Generally, a VPN is recognized as a confidential data plexus that employs the public telecommunication infrastructure while maintaining privacy through the utilization of a tunneling protocol and security procedures. A VPN can provide remote offices and telecommuters with secure access to the connected local or wide area networks. When a VPN is introduced to the secure protocol privacy protection equation, IPSec and SSL technologies require mobile users to deploy client software on specific computers for utilization enablement.

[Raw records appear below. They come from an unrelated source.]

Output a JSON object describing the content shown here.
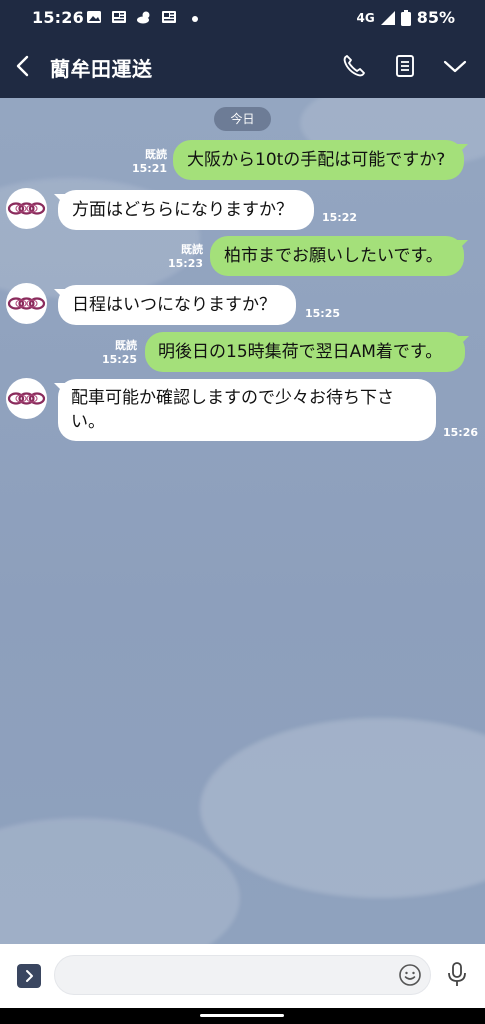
{
  "status_bar": {
    "time": "15:26",
    "network": "4G",
    "battery": "85%"
  },
  "header": {
    "title": "藺牟田運送"
  },
  "date_separator": "今日",
  "messages": [
    {
      "side": "me",
      "text": "大阪から10tの手配は可能ですか?",
      "read": "既読",
      "time": "15:21"
    },
    {
      "side": "them",
      "text": "方面はどちらになりますか？",
      "time": "15:22"
    },
    {
      "side": "me",
      "text": "柏市までお願いしたいです。",
      "read": "既読",
      "time": "15:23"
    },
    {
      "side": "them",
      "text": "日程はいつになりますか？",
      "time": "15:25"
    },
    {
      "side": "me",
      "text": "明後日の15時集荷で翌日AM着です。",
      "read": "既読",
      "time": "15:25"
    },
    {
      "side": "them",
      "text": "配車可能か確認しますので少々お待ち下さい。",
      "time": "15:26"
    }
  ],
  "input": {
    "value": "",
    "placeholder": ""
  },
  "colors": {
    "header_bg": "#1f2a42",
    "chat_bg": "#8c9fbd",
    "my_bubble": "#a4e07a",
    "their_bubble": "#ffffff",
    "avatar_logo": "#8a2b5c"
  },
  "icons": [
    "back-arrow-icon",
    "phone-icon",
    "notes-icon",
    "chevron-down-icon",
    "expand-icon",
    "emoji-icon",
    "mic-icon"
  ]
}
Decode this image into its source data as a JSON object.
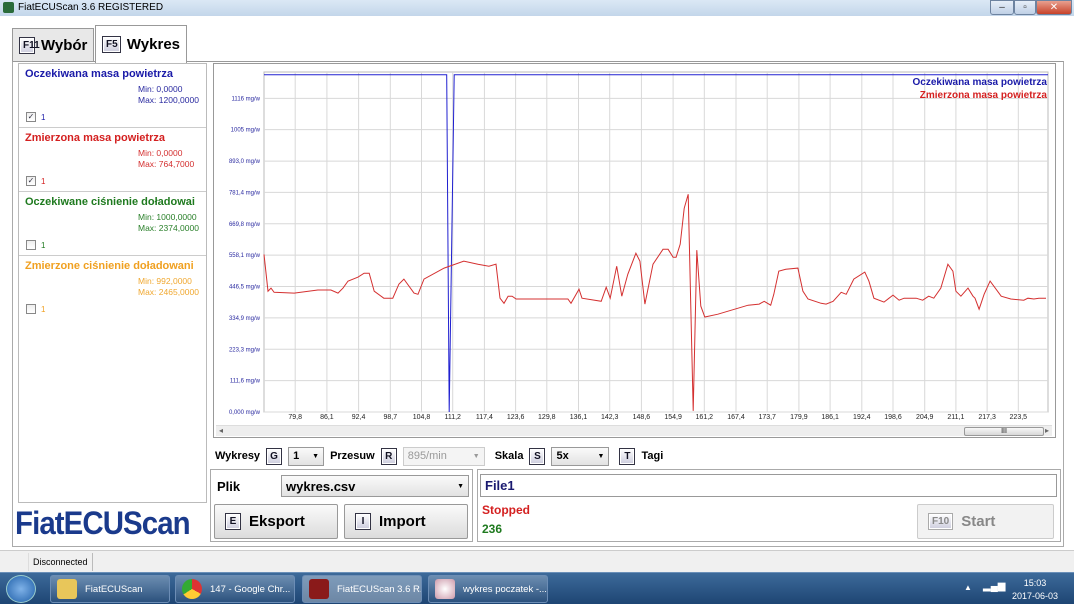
{
  "window": {
    "title": "FiatECUScan 3.6 REGISTERED",
    "controls": [
      "–",
      "▫",
      "✕"
    ]
  },
  "tabs": [
    {
      "key": "F11",
      "label": "Wybór"
    },
    {
      "key": "F5",
      "label": "Wykres"
    }
  ],
  "params": [
    {
      "name": "Oczekiwana masa powietrza",
      "min": "Min: 0,0000",
      "max": "Max: 1200,0000",
      "checked": true,
      "group": "1",
      "color": "#1a1aa8"
    },
    {
      "name": "Zmierzona masa powietrza",
      "min": "Min: 0,0000",
      "max": "Max: 764,7000",
      "checked": true,
      "group": "1",
      "color": "#d42020"
    },
    {
      "name": "Oczekiwane ciśnienie doładowai",
      "min": "Min: 1000,0000",
      "max": "Max: 2374,0000",
      "checked": false,
      "group": "1",
      "color": "#1f7a1f"
    },
    {
      "name": "Zmierzone ciśnienie doładowani",
      "min": "Min: 992,0000",
      "max": "Max: 2465,0000",
      "checked": false,
      "group": "1",
      "color": "#f0a020"
    }
  ],
  "chart_data": {
    "type": "line",
    "xlim": [
      73.6,
      229.4
    ],
    "ylim": [
      0,
      1210
    ],
    "grid": true,
    "legend_placement": "top-right",
    "x_ticks": [
      "79,8",
      "86,1",
      "92,4",
      "98,7",
      "104,8",
      "111,2",
      "117,4",
      "123,6",
      "129,8",
      "136,1",
      "142,3",
      "148,6",
      "154,9",
      "161,2",
      "167,4",
      "173,7",
      "179,9",
      "186,1",
      "192,4",
      "198,6",
      "204,9",
      "211,1",
      "217,3",
      "223,5"
    ],
    "x_tick_values": [
      79.8,
      86.1,
      92.4,
      98.7,
      104.9,
      111.1,
      117.4,
      123.6,
      129.8,
      136.1,
      142.3,
      148.6,
      154.9,
      161.1,
      167.4,
      173.6,
      179.9,
      186.1,
      192.4,
      198.6,
      204.9,
      211.1,
      217.3,
      223.5
    ],
    "y_ticks": [
      "0,000 mg/w",
      "111,6 mg/w",
      "223,3 mg/w",
      "334,9 mg/w",
      "446,5 mg/w",
      "558,1 mg/w",
      "669,8 mg/w",
      "781,4 mg/w",
      "893,0 mg/w",
      "1005 mg/w",
      "1116 mg/w"
    ],
    "y_tick_values": [
      0,
      111.6,
      223.3,
      334.9,
      446.5,
      558.1,
      669.8,
      781.4,
      893.0,
      1005,
      1116
    ],
    "series": [
      {
        "name": "Oczekiwana masa powietrza",
        "color": "#2020d0",
        "points": [
          [
            73.6,
            1200
          ],
          [
            109.9,
            1200
          ],
          [
            110.4,
            0
          ],
          [
            111.4,
            1200
          ],
          [
            229.4,
            1200
          ]
        ]
      },
      {
        "name": "Zmierzona masa powietrza",
        "color": "#d43030",
        "points": [
          [
            73.6,
            561
          ],
          [
            74.4,
            430
          ],
          [
            75.0,
            441
          ],
          [
            75.6,
            426
          ],
          [
            79.6,
            423
          ],
          [
            84.3,
            434
          ],
          [
            86.9,
            434
          ],
          [
            88.3,
            423
          ],
          [
            89.3,
            441
          ],
          [
            90.3,
            466
          ],
          [
            92.3,
            480
          ],
          [
            93.5,
            494
          ],
          [
            94.5,
            494
          ],
          [
            95.5,
            430
          ],
          [
            97.4,
            405
          ],
          [
            99.2,
            405
          ],
          [
            100.4,
            455
          ],
          [
            101.4,
            473
          ],
          [
            103.4,
            423
          ],
          [
            104.2,
            419
          ],
          [
            105.4,
            473
          ],
          [
            109.4,
            512
          ],
          [
            113.3,
            537
          ],
          [
            116.1,
            526
          ],
          [
            118.3,
            519
          ],
          [
            119.7,
            526
          ],
          [
            120.5,
            405
          ],
          [
            121.3,
            387
          ],
          [
            122.1,
            412
          ],
          [
            122.9,
            412
          ],
          [
            123.7,
            402
          ],
          [
            134.0,
            402
          ],
          [
            134.6,
            387
          ],
          [
            136.2,
            437
          ],
          [
            136.8,
            405
          ],
          [
            140.6,
            394
          ],
          [
            141.6,
            444
          ],
          [
            142.4,
            405
          ],
          [
            143.7,
            519
          ],
          [
            144.7,
            412
          ],
          [
            145.9,
            490
          ],
          [
            147.5,
            565
          ],
          [
            148.3,
            537
          ],
          [
            149.3,
            384
          ],
          [
            150.9,
            526
          ],
          [
            152.9,
            579
          ],
          [
            153.9,
            579
          ],
          [
            154.9,
            551
          ],
          [
            155.5,
            551
          ],
          [
            156.3,
            597
          ],
          [
            157.1,
            725
          ],
          [
            157.9,
            775
          ],
          [
            158.9,
            4
          ],
          [
            159.6,
            576
          ],
          [
            160.4,
            377
          ],
          [
            161.2,
            338
          ],
          [
            163.8,
            348
          ],
          [
            169.8,
            380
          ],
          [
            172.0,
            384
          ],
          [
            173.0,
            394
          ],
          [
            174.3,
            380
          ],
          [
            174.9,
            419
          ],
          [
            175.9,
            501
          ],
          [
            177.3,
            508
          ],
          [
            179.7,
            512
          ],
          [
            180.7,
            430
          ],
          [
            181.7,
            402
          ],
          [
            184.3,
            387
          ],
          [
            185.3,
            384
          ],
          [
            186.7,
            394
          ],
          [
            188.3,
            426
          ],
          [
            189.3,
            419
          ],
          [
            190.8,
            473
          ],
          [
            193.0,
            498
          ],
          [
            193.8,
            466
          ],
          [
            194.8,
            405
          ],
          [
            196.8,
            391
          ],
          [
            198.6,
            416
          ],
          [
            199.8,
            398
          ],
          [
            200.8,
            405
          ],
          [
            203.2,
            405
          ],
          [
            204.5,
            398
          ],
          [
            205.7,
            412
          ],
          [
            206.7,
            405
          ],
          [
            208.1,
            441
          ],
          [
            209.5,
            526
          ],
          [
            210.5,
            501
          ],
          [
            211.1,
            430
          ],
          [
            212.1,
            412
          ],
          [
            213.5,
            441
          ],
          [
            214.5,
            412
          ],
          [
            214.9,
            405
          ],
          [
            215.7,
            366
          ],
          [
            216.7,
            419
          ],
          [
            217.9,
            466
          ],
          [
            220.1,
            412
          ],
          [
            222.0,
            402
          ],
          [
            224.6,
            398
          ],
          [
            225.4,
            405
          ],
          [
            226.6,
            402
          ],
          [
            227.6,
            405
          ],
          [
            229.0,
            405
          ]
        ]
      }
    ]
  },
  "scrollbar": {
    "thumb_grip": "III",
    "left_arrow": "◂",
    "right_arrow": "▸"
  },
  "controls": {
    "wykresy_label": "Wykresy",
    "wykresy_key": "G",
    "wykresy_value": "1",
    "przesuw_label": "Przesuw",
    "przesuw_key": "R",
    "przesuw_value": "895/min",
    "skala_label": "Skala",
    "skala_key": "S",
    "skala_value": "5x",
    "tagi_key": "T",
    "tagi_label": "Tagi"
  },
  "file": {
    "label": "Plik",
    "value": "wykres.csv",
    "export_key": "E",
    "export_label": "Eksport",
    "import_key": "I",
    "import_label": "Import"
  },
  "run": {
    "file_name": "File1",
    "status": "Stopped",
    "count": "236",
    "start_key": "F10",
    "start_label": "Start"
  },
  "logo": "FiatECUScan",
  "statusbar": {
    "connection": "Disconnected"
  },
  "taskbar": {
    "items": [
      "FiatECUScan",
      "147 - Google Chr...",
      "FiatECUScan 3.6 R...",
      "wykres poczatek -..."
    ],
    "time": "15:03",
    "date": "2017-06-03"
  }
}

Concerning secure access, virtual private networking requires a carrier as well as encapsulating protocol to provide tunneling functionality. Therefore, encryption, authentication, and data packaging usually are incorporated in a SSL VPN. Furthermore, below the OSI transport layer, a VPN can provide additional privacy data protection. This has many manifestations, the most popular being IPSec, typically implemented as a protected ‘tunnel’ between two gateway routers. An IPSec ‘vanilla’ VPN only uses the Encapsulating Security Payload (ESP) header record. However, ESP protects against IT communication eavesdropping, forgery, or replay risks.
“View Part I of the Trans-border Communication Protection series here“